Again today I had a conversation which has been repeated numerous times: “Father, you are so good with the children, and you understand marriage first hand. Don’t you think the church should allow priests to marry?”

First of all there are some distinctions to be made. The first question is, “May priests marry?” or “May married men be ordained?” The first is very unlikely to happen because the Church continues to uphold the fine and ancient tradition of priestly celibacy and a priest has taken a vow of celibacy which is life long and cannot be broken. The second question is more interesting: “May married men be ordained?” The Eastern Orthodox discipline is that married men may be ordained, but priests may not marry. In other words, if you’re already married you may be considered for ordination, but if you’re an unmarried priest you may not marry. This would seem to be in accord with St Paul’s instructions to single men that they “remain as he is” (I Cor. 7.25-27) and his instructions to Timothy on the other hand, that bishops and deacons should be the husband of one wife.(I Tim. 3) That is to say men who are already married to only one woman (he forbids polygamy) may be considered worthy of ordination.

It is the discipline of the Western Church that clerics are celibate, but it is a discipline which could be changed. Paul himself says in I Cor. 7.25 that his opinion that the unmarried remain so is not mandated from the Lord, and implies that it could be changed. Should it be changed? Should we allow married men to be ordained?

It would certainly seem to solve a lot of problems, not only in the West where, arguably, the mandatory vow of celibacy is one of the greatest deterrents to increased vocations, but it would also be a great help in Africa where celibacy is culturally unheard of. It would, arguably, also solve some problems of the modern priesthood in the West. So many of our priests are isolated and alone and a huge number of problems surround the men who struggle with celibacy. So is married priests the answer?

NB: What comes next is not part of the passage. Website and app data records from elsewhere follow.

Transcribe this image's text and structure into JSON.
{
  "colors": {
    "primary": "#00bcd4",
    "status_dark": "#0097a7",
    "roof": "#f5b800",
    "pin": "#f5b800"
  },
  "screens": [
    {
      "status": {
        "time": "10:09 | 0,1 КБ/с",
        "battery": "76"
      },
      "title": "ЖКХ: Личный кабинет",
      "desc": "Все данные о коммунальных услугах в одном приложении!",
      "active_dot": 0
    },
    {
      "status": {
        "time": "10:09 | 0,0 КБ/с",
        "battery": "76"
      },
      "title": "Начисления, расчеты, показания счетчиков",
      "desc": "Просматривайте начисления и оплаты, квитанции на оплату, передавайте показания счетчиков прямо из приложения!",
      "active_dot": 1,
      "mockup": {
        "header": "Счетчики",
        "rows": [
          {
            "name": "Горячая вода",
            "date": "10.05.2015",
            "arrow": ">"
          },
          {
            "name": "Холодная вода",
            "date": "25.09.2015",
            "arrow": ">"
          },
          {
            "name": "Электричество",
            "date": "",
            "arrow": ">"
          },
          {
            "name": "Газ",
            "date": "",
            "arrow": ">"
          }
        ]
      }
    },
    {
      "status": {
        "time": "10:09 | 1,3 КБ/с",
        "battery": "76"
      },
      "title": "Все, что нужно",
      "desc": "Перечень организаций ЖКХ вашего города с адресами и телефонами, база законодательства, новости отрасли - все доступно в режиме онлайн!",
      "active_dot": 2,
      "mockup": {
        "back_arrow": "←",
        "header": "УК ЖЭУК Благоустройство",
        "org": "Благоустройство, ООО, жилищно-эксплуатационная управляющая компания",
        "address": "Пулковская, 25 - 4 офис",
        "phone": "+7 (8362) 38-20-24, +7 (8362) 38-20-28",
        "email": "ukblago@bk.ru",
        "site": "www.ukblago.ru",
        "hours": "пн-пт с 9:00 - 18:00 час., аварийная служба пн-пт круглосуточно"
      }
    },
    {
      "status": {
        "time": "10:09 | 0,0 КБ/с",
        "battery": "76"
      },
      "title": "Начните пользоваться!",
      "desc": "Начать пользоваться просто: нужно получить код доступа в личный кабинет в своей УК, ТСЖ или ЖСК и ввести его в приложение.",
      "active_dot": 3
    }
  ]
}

Not necessarily. Having married priests would certainly help the vocations crisis, and they may relate better to married people etc. However, believing that married priests are the answer assumes that they are mature, happily married men. Errr, I’m afraid marriage does not automatically make a man mature, self giving and happy. In my experience of married clergy in both the Evangelical Churches and the Anglican Church it is not the magic bullet. Having married clergy will not necessarily solve the vocations crisis, nor will it necessarily improve the priestly ministry, and it certainly won’t be the solution to the priestly sex abuse problem.

Remember married men are not perfect. Married clergymen are workaholics. Married clergymen are immature. Married clergymen have affairs. Married clergymen have drink problems. Married clergymen struggle with porn and same sex attraction and abuse children. When a clergy marriage breaks down it is usually disastrous and scandalous and the hurt and pain ripple right through the whole church. I don’t mean to paint a horrible picture of married clergy–just reminding people that it’s not all quite as happy and wonderful as they seem to think.

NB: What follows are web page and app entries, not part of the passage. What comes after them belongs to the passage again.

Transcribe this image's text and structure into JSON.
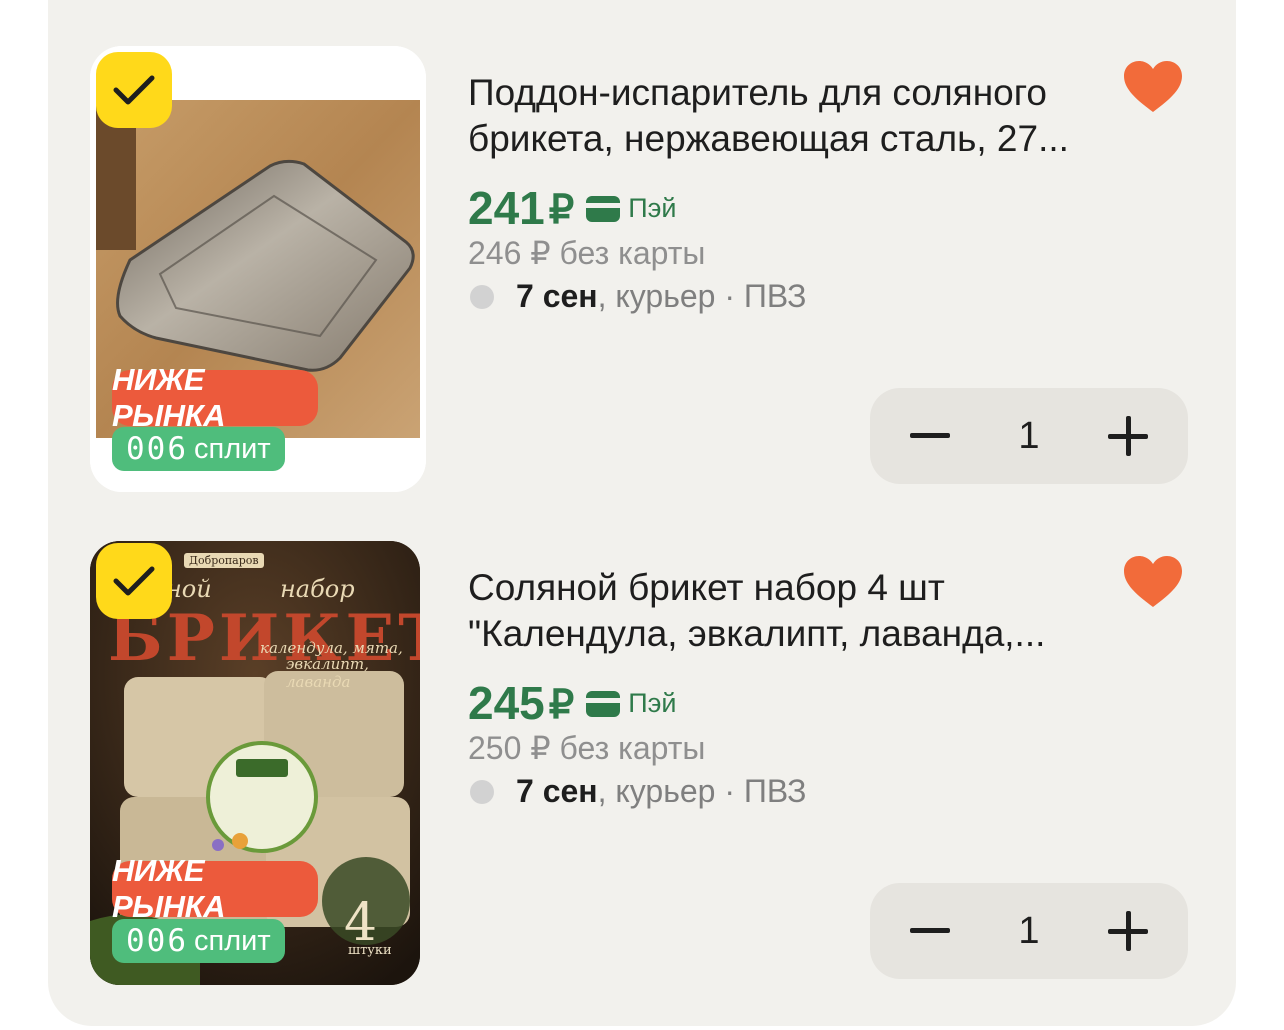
{
  "products": [
    {
      "title": "Поддон-испаритель для соляного брикета, нержавеющая сталь, 27...",
      "badge_market": "НИЖЕ РЫНКА",
      "split_number": "006",
      "split_label": "сплит",
      "price": "241",
      "currency": "₽",
      "pay_label": "Пэй",
      "old_price": "246 ₽ без карты",
      "delivery_date": "7 сен",
      "delivery_options": ", курьер · ПВЗ",
      "quantity": "1",
      "favorite": true,
      "selected": true
    },
    {
      "title": "Соляной брикет набор 4 шт \"Календула, эвкалипт, лаванда,...",
      "badge_market": "НИЖЕ РЫНКА",
      "split_number": "006",
      "split_label": "сплит",
      "price": "245",
      "currency": "₽",
      "pay_label": "Пэй",
      "old_price": "250 ₽ без карты",
      "delivery_date": "7 сен",
      "delivery_options": ", курьер · ПВЗ",
      "quantity": "1",
      "favorite": true,
      "selected": true,
      "image_text": {
        "brand": "Добропаров",
        "word_top_left": "ной",
        "word_top_right": "набор",
        "big": "БРИКЕТ",
        "herbs_line1": "календула, мята,",
        "herbs_line2": "эвкалипт, лаванда",
        "count": "4",
        "count_unit": "штуки"
      }
    }
  ],
  "colors": {
    "panel": "#f2f1ed",
    "price_green": "#2f7a4a",
    "checkbox_yellow": "#ffd91a",
    "badge_orange": "#ec5a3c",
    "badge_green": "#4fbd7c",
    "heart": "#f26b3a"
  },
  "icons": [
    "check-icon",
    "heart-icon",
    "card-icon",
    "minus-icon",
    "plus-icon"
  ]
}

There are other practical problems. Catholics say they want married clergy, but do they want to pay for them? I can get by because I work two jobs–parish priest and school chaplain. In addition to this I speak and write and Mrs Longenecker works. Not all married priests and their families can do this. Furthermore, remember that a married priest and his wife will be living by all the teachings of the Catholic Church. If they’re young and fertile they will have a large family. Do Catholics really want to provide a rectory and the income for a family of 6, 7, 8, 9, 10, 11 or 12? It’s not really cheaper by the dozen.

I think the only movement there may be on this in the future is that the church may decide to ordain some older, married deacons. But the faithful should think it through carefully. Yes, there are problems with celibacy for priests.

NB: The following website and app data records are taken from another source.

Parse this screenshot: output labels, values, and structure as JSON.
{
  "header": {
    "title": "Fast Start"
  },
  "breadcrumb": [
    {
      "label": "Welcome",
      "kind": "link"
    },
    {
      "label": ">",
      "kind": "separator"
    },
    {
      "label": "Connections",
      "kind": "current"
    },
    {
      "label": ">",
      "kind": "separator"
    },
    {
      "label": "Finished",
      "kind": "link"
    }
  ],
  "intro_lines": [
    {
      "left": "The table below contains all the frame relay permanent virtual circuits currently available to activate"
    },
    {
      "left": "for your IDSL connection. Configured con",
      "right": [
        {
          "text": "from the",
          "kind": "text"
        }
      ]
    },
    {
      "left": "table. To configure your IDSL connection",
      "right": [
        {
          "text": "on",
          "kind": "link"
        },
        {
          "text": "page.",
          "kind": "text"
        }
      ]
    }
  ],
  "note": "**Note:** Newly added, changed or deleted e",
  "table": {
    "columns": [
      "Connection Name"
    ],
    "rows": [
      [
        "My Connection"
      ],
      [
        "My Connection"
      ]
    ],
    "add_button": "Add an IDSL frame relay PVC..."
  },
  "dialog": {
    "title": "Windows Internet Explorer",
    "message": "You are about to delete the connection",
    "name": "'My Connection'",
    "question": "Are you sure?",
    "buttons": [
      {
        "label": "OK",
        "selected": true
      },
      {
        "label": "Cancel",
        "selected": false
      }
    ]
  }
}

Believe me, there will be equal or greater problems if we have married clergy.